Top of SOURCE DATA
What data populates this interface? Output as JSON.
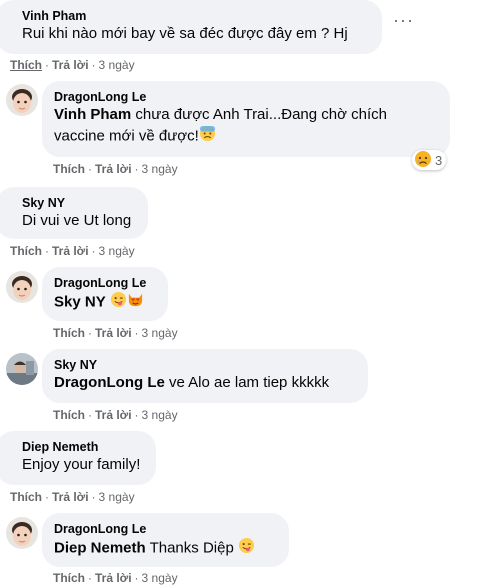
{
  "comments": [
    {
      "author": "Vinh Pham",
      "text": "Rui khi nào mới bay về sa đéc được đây em ? Hj",
      "like": "Thích",
      "reply": "Trả lời",
      "time": "3 ngày"
    },
    {
      "author": "DragonLong Le",
      "mention": "Vinh Pham",
      "text_line1": " chưa được Anh Trai...Đang chờ chích",
      "text_line2": "vaccine mới về được!",
      "like": "Thích",
      "reply": "Trả lời",
      "time": "3 ngày",
      "reaction_count": "3",
      "reaction_icon": "sad-face"
    },
    {
      "author": "Sky NY",
      "text": "Di vui ve Ut long",
      "like": "Thích",
      "reply": "Trả lời",
      "time": "3 ngày"
    },
    {
      "author": "DragonLong Le",
      "mention": "Sky NY",
      "text": "",
      "like": "Thích",
      "reply": "Trả lời",
      "time": "3 ngày"
    },
    {
      "author": "Sky NY",
      "mention": "DragonLong Le",
      "text": " ve Alo ae lam tiep kkkkk",
      "like": "Thích",
      "reply": "Trả lời",
      "time": "3 ngày"
    },
    {
      "author": "Diep Nemeth",
      "text": "Enjoy your family!",
      "like": "Thích",
      "reply": "Trả lời",
      "time": "3 ngày"
    },
    {
      "author": "DragonLong Le",
      "mention": "Diep Nemeth",
      "text": " Thanks Diệp",
      "like": "Thích",
      "reply": "Trả lời",
      "time": "3 ngày"
    }
  ],
  "colors": {
    "bubble": "#f0f2f5",
    "secondary_text": "#65676b",
    "primary_text": "#050505"
  }
}
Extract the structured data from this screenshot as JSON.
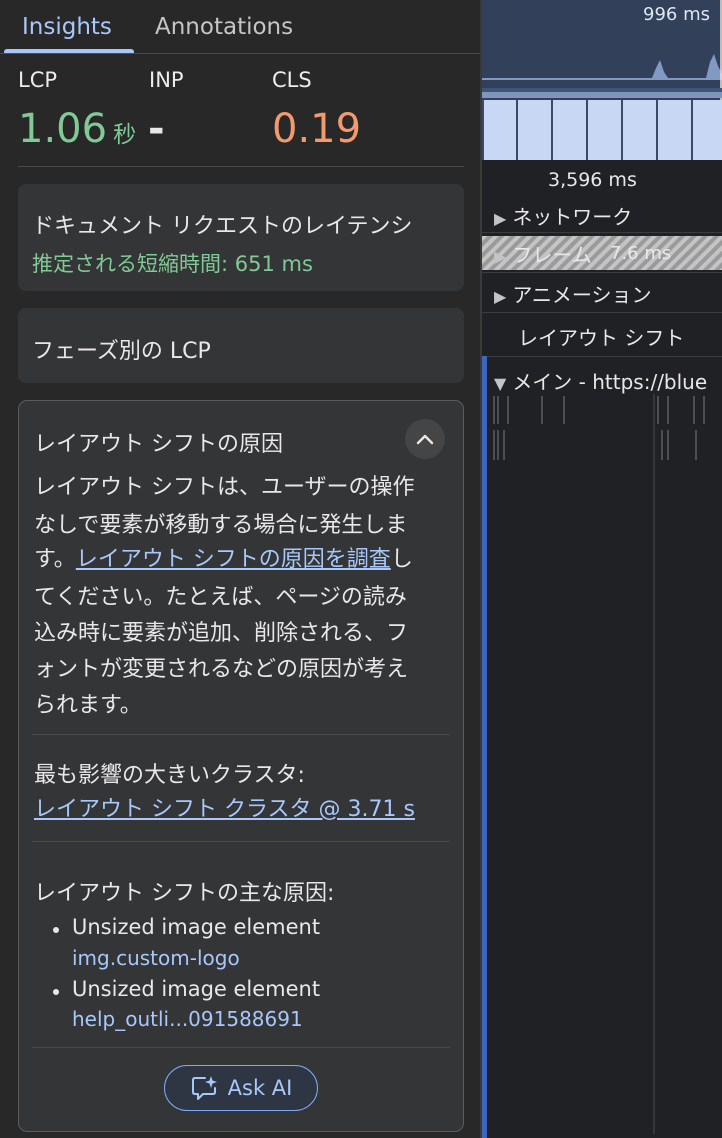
{
  "tabs": [
    {
      "label": "Insights",
      "active": true
    },
    {
      "label": "Annotations",
      "active": false
    }
  ],
  "metrics": [
    {
      "name": "LCP",
      "value": "1.06",
      "unit": "秒",
      "color": "#81c995"
    },
    {
      "name": "INP",
      "value": "-",
      "unit": "",
      "color": "#e8e8e8"
    },
    {
      "name": "CLS",
      "value": "0.19",
      "unit": "",
      "color": "#f29a6e"
    }
  ],
  "cards": {
    "doc_latency": {
      "title": "ドキュメント リクエストのレイテンシ",
      "savings": "推定される短縮時間: 651 ms"
    },
    "lcp_phases": {
      "title": "フェーズ別の LCP"
    },
    "layout_shift": {
      "title": "レイアウト シフトの原因",
      "desc_line1": "レイアウト シフトは、ユーザーの操作",
      "desc_line2": "なしで要素が移動する場合に発生しま",
      "desc_line3_pre": "す。",
      "desc_link": "レイアウト シフトの原因を調査",
      "desc_line3_post": "し",
      "desc_line4": "てください。たとえば、ページの読み",
      "desc_line5": "込み時に要素が追加、削除される、フ",
      "desc_line6": "ォントが変更されるなどの原因が考え",
      "desc_line7": "られます。",
      "worst_cluster_label": "最も影響の大きいクラスタ:",
      "worst_cluster_link": "レイアウト シフト クラスタ @ 3.71 s",
      "causes_label": "レイアウト シフトの主な原因:",
      "causes": [
        {
          "title": "Unsized image element",
          "node": "img.custom-logo"
        },
        {
          "title": "Unsized image element",
          "node": "help_outli...091588691"
        }
      ],
      "ask_ai": "Ask AI"
    }
  },
  "timeline": {
    "overview_time": "996 ms",
    "time_mark": "3,596 ms",
    "frame_duration": "7.6 ms",
    "tracks": [
      {
        "label": "ネットワーク",
        "expanded": false
      },
      {
        "label": "フレーム",
        "expanded": false
      },
      {
        "label": "アニメーション",
        "expanded": false
      },
      {
        "label": "レイアウト シフト",
        "expanded": null
      },
      {
        "label": "メイン - https://blue",
        "expanded": true
      }
    ]
  },
  "colors": {
    "accent": "#a8c7fa",
    "good": "#81c995",
    "needs_improvement": "#f29a6e"
  }
}
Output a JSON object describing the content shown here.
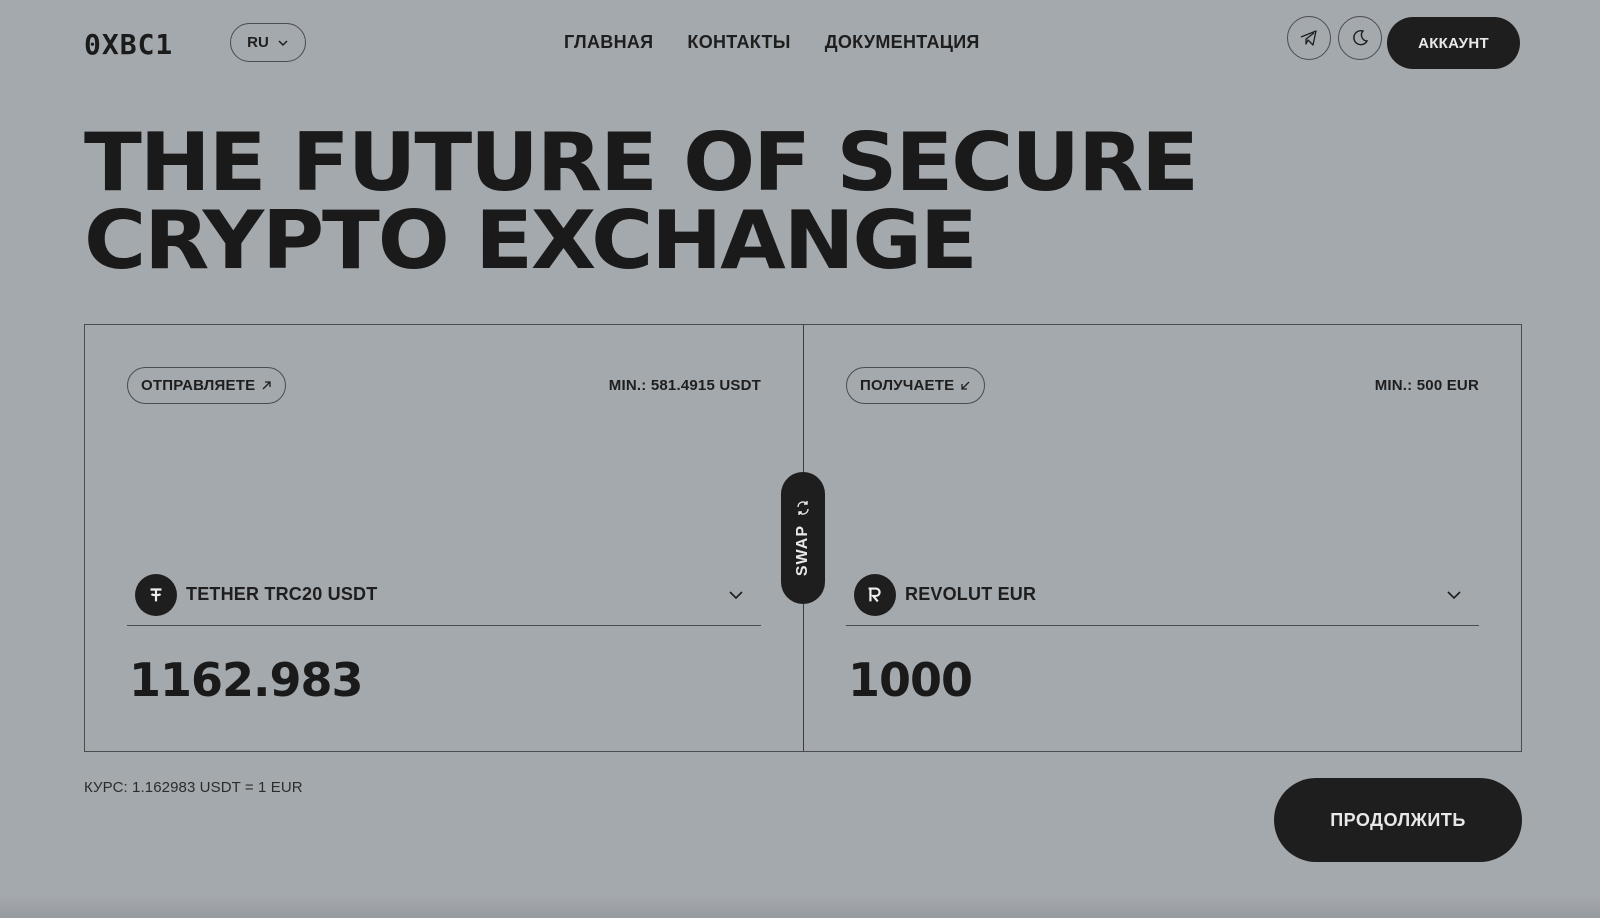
{
  "header": {
    "logo": "0XBC1",
    "language": "RU",
    "nav": [
      "ГЛАВНАЯ",
      "КОНТАКТЫ",
      "ДОКУМЕНТАЦИЯ"
    ],
    "account_label": "АККАУНТ"
  },
  "hero": {
    "line1": "THE FUTURE OF SECURE",
    "line2": "CRYPTO EXCHANGE"
  },
  "exchange": {
    "send": {
      "label": "ОТПРАВЛЯЕТЕ",
      "min": "MIN.: 581.4915 USDT",
      "asset": "TETHER TRC20 USDT",
      "asset_icon": "tether-icon",
      "amount": "1162.983"
    },
    "receive": {
      "label": "ПОЛУЧАЕТЕ",
      "min": "MIN.: 500 EUR",
      "asset": "REVOLUT EUR",
      "asset_icon": "revolut-icon",
      "amount": "1000"
    },
    "swap_label": "SWAP"
  },
  "footer": {
    "rate": "КУРС: 1.162983 USDT = 1 EUR",
    "continue_label": "ПРОДОЛЖИТЬ"
  },
  "colors": {
    "background": "#a4a9ad",
    "dark": "#1e1e1e",
    "border": "#4a4d50"
  }
}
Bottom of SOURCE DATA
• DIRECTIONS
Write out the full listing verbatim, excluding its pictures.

• EXPECTED ANSWER
What data populates this interface? Output as JSON.
{
  "comments": [
    {
      "author": "Vinh Pham",
      "text": "Rui khi nào mới bay về sa đéc được đây em ? Hj",
      "like": "Thích",
      "reply": "Trả lời",
      "time": "3 ngày"
    },
    {
      "author": "DragonLong Le",
      "mention": "Vinh Pham",
      "text_line1": " chưa được Anh Trai...Đang chờ chích",
      "text_line2": "vaccine mới về được!",
      "like": "Thích",
      "reply": "Trả lời",
      "time": "3 ngày",
      "reaction_count": "3",
      "reaction_icon": "sad-face"
    },
    {
      "author": "Sky NY",
      "text": "Di vui ve Ut long",
      "like": "Thích",
      "reply": "Trả lời",
      "time": "3 ngày"
    },
    {
      "author": "DragonLong Le",
      "mention": "Sky NY",
      "text": "",
      "like": "Thích",
      "reply": "Trả lời",
      "time": "3 ngày"
    },
    {
      "author": "Sky NY",
      "mention": "DragonLong Le",
      "text": " ve Alo ae lam tiep kkkkk",
      "like": "Thích",
      "reply": "Trả lời",
      "time": "3 ngày"
    },
    {
      "author": "Diep Nemeth",
      "text": "Enjoy your family!",
      "like": "Thích",
      "reply": "Trả lời",
      "time": "3 ngày"
    },
    {
      "author": "DragonLong Le",
      "mention": "Diep Nemeth",
      "text": " Thanks Diệp",
      "like": "Thích",
      "reply": "Trả lời",
      "time": "3 ngày"
    }
  ],
  "colors": {
    "bubble": "#f0f2f5",
    "secondary_text": "#65676b",
    "primary_text": "#050505"
  }
}
Extract the structured data from this screenshot as JSON.
{
  "tabs": [
    {
      "label": "Insights",
      "active": true
    },
    {
      "label": "Annotations",
      "active": false
    }
  ],
  "metrics": [
    {
      "name": "LCP",
      "value": "1.06",
      "unit": "秒",
      "color": "#81c995"
    },
    {
      "name": "INP",
      "value": "-",
      "unit": "",
      "color": "#e8e8e8"
    },
    {
      "name": "CLS",
      "value": "0.19",
      "unit": "",
      "color": "#f29a6e"
    }
  ],
  "cards": {
    "doc_latency": {
      "title": "ドキュメント リクエストのレイテンシ",
      "savings": "推定される短縮時間: 651 ms"
    },
    "lcp_phases": {
      "title": "フェーズ別の LCP"
    },
    "layout_shift": {
      "title": "レイアウト シフトの原因",
      "desc_line1": "レイアウト シフトは、ユーザーの操作",
      "desc_line2": "なしで要素が移動する場合に発生しま",
      "desc_line3_pre": "す。",
      "desc_link": "レイアウト シフトの原因を調査",
      "desc_line3_post": "し",
      "desc_line4": "てください。たとえば、ページの読み",
      "desc_line5": "込み時に要素が追加、削除される、フ",
      "desc_line6": "ォントが変更されるなどの原因が考え",
      "desc_line7": "られます。",
      "worst_cluster_label": "最も影響の大きいクラスタ:",
      "worst_cluster_link": "レイアウト シフト クラスタ @ 3.71 s",
      "causes_label": "レイアウト シフトの主な原因:",
      "causes": [
        {
          "title": "Unsized image element",
          "node": "img.custom-logo"
        },
        {
          "title": "Unsized image element",
          "node": "help_outli...091588691"
        }
      ],
      "ask_ai": "Ask AI"
    }
  },
  "timeline": {
    "overview_time": "996 ms",
    "time_mark": "3,596 ms",
    "frame_duration": "7.6 ms",
    "tracks": [
      {
        "label": "ネットワーク",
        "expanded": false
      },
      {
        "label": "フレーム",
        "expanded": false
      },
      {
        "label": "アニメーション",
        "expanded": false
      },
      {
        "label": "レイアウト シフト",
        "expanded": null
      },
      {
        "label": "メイン - https://blue",
        "expanded": true
      }
    ]
  },
  "colors": {
    "accent": "#a8c7fa",
    "good": "#81c995",
    "needs_improvement": "#f29a6e"
  }
}
Output a JSON object describing the content shown here.
{
  "header": {
    "logo": "0XBC1",
    "language": "RU",
    "nav": [
      "ГЛАВНАЯ",
      "КОНТАКТЫ",
      "ДОКУМЕНТАЦИЯ"
    ],
    "account_label": "АККАУНТ"
  },
  "hero": {
    "line1": "THE FUTURE OF SECURE",
    "line2": "CRYPTO EXCHANGE"
  },
  "exchange": {
    "send": {
      "label": "ОТПРАВЛЯЕТЕ",
      "min": "MIN.: 581.4915 USDT",
      "asset": "TETHER TRC20 USDT",
      "asset_icon": "tether-icon",
      "amount": "1162.983"
    },
    "receive": {
      "label": "ПОЛУЧАЕТЕ",
      "min": "MIN.: 500 EUR",
      "asset": "REVOLUT EUR",
      "asset_icon": "revolut-icon",
      "amount": "1000"
    },
    "swap_label": "SWAP"
  },
  "footer": {
    "rate": "КУРС: 1.162983 USDT = 1 EUR",
    "continue_label": "ПРОДОЛЖИТЬ"
  },
  "colors": {
    "background": "#a4a9ad",
    "dark": "#1e1e1e",
    "border": "#4a4d50"
  }
}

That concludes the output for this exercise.